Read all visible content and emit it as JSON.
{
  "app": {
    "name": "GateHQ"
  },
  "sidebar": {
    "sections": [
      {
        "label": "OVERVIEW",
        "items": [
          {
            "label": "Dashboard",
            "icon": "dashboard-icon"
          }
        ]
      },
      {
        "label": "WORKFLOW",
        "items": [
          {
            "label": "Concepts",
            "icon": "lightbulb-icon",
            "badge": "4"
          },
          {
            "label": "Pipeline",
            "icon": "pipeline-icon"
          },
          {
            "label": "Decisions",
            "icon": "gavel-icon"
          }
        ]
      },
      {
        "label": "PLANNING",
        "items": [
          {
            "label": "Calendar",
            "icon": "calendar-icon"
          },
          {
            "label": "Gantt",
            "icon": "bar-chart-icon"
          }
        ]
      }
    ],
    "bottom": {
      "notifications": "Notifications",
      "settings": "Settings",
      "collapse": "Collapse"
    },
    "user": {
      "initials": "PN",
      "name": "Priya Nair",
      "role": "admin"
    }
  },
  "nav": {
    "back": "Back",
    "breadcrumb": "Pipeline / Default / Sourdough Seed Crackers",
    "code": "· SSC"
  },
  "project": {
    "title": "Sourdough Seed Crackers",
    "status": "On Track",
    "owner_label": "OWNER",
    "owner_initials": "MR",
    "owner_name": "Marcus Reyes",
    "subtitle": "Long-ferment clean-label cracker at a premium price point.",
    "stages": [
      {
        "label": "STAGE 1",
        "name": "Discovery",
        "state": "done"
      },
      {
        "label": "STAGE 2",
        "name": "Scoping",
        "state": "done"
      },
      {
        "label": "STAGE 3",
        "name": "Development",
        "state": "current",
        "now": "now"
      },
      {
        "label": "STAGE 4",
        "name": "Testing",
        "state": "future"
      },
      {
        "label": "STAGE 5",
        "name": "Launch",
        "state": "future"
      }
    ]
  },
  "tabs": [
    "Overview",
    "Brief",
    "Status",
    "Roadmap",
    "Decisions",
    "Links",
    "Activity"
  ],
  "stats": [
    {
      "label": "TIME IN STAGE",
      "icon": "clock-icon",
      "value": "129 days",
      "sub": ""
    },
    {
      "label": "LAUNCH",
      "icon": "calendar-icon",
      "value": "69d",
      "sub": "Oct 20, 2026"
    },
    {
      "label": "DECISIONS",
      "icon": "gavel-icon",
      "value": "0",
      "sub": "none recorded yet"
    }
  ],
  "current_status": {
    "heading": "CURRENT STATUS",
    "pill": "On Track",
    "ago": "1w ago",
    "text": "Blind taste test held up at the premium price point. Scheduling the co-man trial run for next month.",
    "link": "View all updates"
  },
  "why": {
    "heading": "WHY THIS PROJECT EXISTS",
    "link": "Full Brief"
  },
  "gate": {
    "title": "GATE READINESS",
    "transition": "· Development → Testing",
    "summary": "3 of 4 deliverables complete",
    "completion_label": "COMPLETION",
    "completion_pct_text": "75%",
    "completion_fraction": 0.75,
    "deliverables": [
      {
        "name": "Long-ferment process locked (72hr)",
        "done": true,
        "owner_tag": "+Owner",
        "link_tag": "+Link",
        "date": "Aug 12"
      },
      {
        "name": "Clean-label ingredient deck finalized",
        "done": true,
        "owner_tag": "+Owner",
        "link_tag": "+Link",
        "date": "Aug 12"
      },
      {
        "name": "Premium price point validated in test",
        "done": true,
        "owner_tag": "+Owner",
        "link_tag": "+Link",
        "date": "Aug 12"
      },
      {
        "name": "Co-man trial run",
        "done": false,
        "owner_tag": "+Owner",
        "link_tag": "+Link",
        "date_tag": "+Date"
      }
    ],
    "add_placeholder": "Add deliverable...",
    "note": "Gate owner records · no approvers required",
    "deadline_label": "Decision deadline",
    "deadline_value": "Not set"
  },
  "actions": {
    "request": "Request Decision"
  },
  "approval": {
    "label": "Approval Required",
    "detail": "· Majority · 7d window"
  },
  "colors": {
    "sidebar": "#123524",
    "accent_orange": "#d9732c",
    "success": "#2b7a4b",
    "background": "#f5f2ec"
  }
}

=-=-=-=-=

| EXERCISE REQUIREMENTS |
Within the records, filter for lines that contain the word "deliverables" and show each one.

| ANSWER BELOW |
    "summary": "3 of 4 deliverables complete",
    "deliverables": [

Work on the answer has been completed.